The UK Research Integrity Office welcomes the publication today of a report on The Culture of Scientific Research in the UK by the Nuffield Council on Bioethics. James Parry, Chief Executive of UKRIO, will be chairing the launch of the project’s findings on Thursday 4th December at the Palace of Westminster.
UKRIO welcomes the evidence which this inquiry found, that scientists generally have high expectations of themselves and others, that they aspire to do rigorous, ethical work, and that they value the influence of guidelines such as The Concordat to Support Research Integrity.
However, the inquiry also reported a remarkably high level of concern about the pressure that scientists experience to focus on and report positive results, and how this could lead to corners being cut. Scientists were also highly concerned about inadvertent perverse incentives to fabricate data, alter, omit or manipulate data, or ‘cherry pick’ results.
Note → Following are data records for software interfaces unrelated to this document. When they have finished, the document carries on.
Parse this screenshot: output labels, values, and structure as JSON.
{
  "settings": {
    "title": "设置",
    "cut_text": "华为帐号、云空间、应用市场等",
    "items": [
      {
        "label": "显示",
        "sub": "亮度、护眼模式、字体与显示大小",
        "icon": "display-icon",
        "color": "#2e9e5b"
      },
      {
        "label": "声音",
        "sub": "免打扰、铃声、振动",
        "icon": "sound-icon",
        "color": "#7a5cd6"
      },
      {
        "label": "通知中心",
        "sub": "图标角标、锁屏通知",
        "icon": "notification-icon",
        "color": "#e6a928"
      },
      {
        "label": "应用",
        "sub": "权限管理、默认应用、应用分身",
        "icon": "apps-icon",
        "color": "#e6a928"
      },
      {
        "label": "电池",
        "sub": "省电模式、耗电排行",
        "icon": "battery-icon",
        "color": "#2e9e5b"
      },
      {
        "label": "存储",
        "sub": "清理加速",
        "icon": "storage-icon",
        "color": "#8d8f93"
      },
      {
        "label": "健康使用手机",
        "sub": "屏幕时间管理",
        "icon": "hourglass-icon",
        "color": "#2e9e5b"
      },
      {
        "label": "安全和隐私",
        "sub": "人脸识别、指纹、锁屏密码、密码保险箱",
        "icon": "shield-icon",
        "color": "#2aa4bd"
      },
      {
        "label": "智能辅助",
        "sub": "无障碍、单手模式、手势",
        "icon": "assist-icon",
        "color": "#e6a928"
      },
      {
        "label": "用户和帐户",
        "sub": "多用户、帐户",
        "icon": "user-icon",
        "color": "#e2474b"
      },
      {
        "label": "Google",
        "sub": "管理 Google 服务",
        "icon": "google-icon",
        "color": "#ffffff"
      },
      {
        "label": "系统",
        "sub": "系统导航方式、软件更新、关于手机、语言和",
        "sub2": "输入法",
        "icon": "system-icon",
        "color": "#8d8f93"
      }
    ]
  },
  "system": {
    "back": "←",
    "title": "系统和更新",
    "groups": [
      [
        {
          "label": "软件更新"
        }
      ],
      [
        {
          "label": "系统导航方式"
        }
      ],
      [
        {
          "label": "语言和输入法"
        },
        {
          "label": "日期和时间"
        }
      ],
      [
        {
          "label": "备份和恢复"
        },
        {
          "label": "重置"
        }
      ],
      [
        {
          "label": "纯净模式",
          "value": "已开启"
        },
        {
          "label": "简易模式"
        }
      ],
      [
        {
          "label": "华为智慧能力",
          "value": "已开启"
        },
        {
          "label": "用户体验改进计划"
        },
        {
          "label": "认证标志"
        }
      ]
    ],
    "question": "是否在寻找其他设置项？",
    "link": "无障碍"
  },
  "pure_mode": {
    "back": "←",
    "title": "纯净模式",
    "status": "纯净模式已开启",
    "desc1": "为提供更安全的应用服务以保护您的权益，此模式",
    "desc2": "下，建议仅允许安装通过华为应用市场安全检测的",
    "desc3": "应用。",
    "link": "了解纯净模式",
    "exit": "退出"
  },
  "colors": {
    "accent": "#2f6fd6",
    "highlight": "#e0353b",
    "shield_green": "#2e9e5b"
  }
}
Bernard Silverman, Chair of UKRIO, said:
‘The evidence from this report confirms the view of UKRIO and others that it is essential that research institutions in the UK should provide strong leadership to build a research environment that supports researchers throughout their careers in striving for robust scientific design and high ethical standards. We look forward to exploring with the research community, funders and regulators how this might be taken forward.’
James Parry, Chief Executive of UKRIO, said:
‘UKRIO has led the way in supporting research institutions in creating a culture and environment that minimise the opportunities and incentives for scientific misconduct. While basic standards can appear to be straightforward, putting them into practice can be more challenging. Reminding researchers and institutions of their responsibilities, and of the harm that failing to meet them can cause, is a long-term exercise, requiring strong leadership within the research community.’